"People tended to get a bit excited ... and in some cases the glass would come loose from their hands," a company spokesman said. "The new glass will be almost twice as thick."
The new tipping movement is one of the unique features of the new glasses, which Waterford introduced as its counter-challenge in a fierce competition with Oneida and Swedish Terrace.
Waterford is hoping the easy-to-drink-from glass will appeal to a wider crowd of drinkers — not just young men.
Customers can exchange the glasses through their local Waterford service centers. The worldwide exchange is expected to cost the company several million dollars.
An industry analyst in New York said the replacement program could have an overall upside for Waterford — the company is being proactive, and problems with the glasses appear relatively minor.
"It helps to spread Waterford's message on the unique interface of the new crystal line," he said. "As long as it doesn't land you in the emergency room."
In any case, the strap problems probably won't affect demand for the glasses. "At the launch of a new line of crystalware, it basically has to be fatal to hurt sales," the analyst said.
A market research company estimated that U.S. consumers bought 476,000 bowls and glasses in the two weeks following its Nov. 17 launch. That beat Oneida's new line, which sold just under 200,000 amid widespread shortages.
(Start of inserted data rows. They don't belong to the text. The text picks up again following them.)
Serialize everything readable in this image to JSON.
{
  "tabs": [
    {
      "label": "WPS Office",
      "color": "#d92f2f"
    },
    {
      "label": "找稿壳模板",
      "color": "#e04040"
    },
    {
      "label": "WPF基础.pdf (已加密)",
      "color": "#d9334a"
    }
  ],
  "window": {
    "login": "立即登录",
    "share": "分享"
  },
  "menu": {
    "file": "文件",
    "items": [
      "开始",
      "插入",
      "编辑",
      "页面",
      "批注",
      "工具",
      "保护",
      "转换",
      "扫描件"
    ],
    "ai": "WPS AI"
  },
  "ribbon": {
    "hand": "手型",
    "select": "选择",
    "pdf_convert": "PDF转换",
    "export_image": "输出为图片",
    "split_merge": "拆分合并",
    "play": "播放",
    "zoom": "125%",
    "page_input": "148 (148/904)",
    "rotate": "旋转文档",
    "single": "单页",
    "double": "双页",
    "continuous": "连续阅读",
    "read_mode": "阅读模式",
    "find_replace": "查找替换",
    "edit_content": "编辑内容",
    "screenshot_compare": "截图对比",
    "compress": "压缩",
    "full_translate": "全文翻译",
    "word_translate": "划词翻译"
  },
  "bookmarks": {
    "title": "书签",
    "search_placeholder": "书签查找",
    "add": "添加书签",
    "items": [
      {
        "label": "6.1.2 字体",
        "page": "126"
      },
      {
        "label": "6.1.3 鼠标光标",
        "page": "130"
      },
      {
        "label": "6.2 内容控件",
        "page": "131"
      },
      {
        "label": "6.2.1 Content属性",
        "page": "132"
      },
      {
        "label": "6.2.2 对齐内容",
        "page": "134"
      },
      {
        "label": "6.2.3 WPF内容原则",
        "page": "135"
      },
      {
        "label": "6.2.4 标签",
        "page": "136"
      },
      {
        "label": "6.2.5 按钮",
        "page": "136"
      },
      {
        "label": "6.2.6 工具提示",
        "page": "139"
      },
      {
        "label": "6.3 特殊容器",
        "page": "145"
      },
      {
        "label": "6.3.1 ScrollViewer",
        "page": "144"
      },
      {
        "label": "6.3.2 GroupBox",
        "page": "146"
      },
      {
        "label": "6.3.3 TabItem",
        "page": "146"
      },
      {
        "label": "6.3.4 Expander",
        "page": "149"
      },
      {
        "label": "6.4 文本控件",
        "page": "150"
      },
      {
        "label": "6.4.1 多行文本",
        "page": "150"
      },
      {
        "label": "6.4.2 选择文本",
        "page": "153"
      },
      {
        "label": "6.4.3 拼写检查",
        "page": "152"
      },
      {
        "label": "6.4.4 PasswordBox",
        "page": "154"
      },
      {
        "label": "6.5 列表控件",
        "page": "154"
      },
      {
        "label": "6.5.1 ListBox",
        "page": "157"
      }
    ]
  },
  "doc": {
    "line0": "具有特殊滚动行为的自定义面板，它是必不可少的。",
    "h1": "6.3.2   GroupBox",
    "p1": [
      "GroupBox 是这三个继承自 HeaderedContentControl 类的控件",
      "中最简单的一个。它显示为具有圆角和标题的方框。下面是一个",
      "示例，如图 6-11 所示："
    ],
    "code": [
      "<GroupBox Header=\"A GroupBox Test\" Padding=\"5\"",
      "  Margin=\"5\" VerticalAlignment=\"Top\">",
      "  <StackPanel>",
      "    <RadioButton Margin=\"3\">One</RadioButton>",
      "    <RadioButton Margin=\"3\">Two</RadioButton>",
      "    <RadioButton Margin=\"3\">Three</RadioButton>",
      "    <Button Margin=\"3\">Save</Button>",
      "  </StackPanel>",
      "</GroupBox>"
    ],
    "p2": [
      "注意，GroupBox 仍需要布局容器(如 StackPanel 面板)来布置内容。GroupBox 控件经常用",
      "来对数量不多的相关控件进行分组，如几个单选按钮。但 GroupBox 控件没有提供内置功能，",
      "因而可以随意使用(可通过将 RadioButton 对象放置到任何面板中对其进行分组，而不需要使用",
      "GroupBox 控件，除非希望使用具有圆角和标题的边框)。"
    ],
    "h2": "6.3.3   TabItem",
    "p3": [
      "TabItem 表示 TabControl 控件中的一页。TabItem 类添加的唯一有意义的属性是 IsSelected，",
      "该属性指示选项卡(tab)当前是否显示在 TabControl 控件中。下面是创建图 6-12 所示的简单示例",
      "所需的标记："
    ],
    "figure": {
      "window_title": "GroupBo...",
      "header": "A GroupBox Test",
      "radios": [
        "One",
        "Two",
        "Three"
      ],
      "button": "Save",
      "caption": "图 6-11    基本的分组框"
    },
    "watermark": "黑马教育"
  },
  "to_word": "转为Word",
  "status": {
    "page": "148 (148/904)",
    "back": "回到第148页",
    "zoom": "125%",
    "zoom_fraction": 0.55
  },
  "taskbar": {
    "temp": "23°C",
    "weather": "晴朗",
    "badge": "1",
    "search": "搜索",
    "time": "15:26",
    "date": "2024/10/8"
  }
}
Waterford has delivered more crystal so far to consumers than Oneida has, partly because of Oneida's production problems.
Waterford has shipped about 400,000 combined bowls and glasses in Japan and more than 600,000 pieces in North America. Oneida readied just 100,000 for the Japanese launch and 400,000 for its U.S. debut.
Oneida has promised 2 million pieces worldwide by year's end, while Wateford is targeting 4 million pieces in the same period.
Selling crystal in high volumes is crucial because hot-selling pieces attract drink-makers to make new drinks, which in turn boost glass sales.
Separately Friday, Waterford also said it would replace 200,000 bowls in its new line in Japan. Waterford said the move would not affect bowls overseas, and officials expected only a small impact on earnings.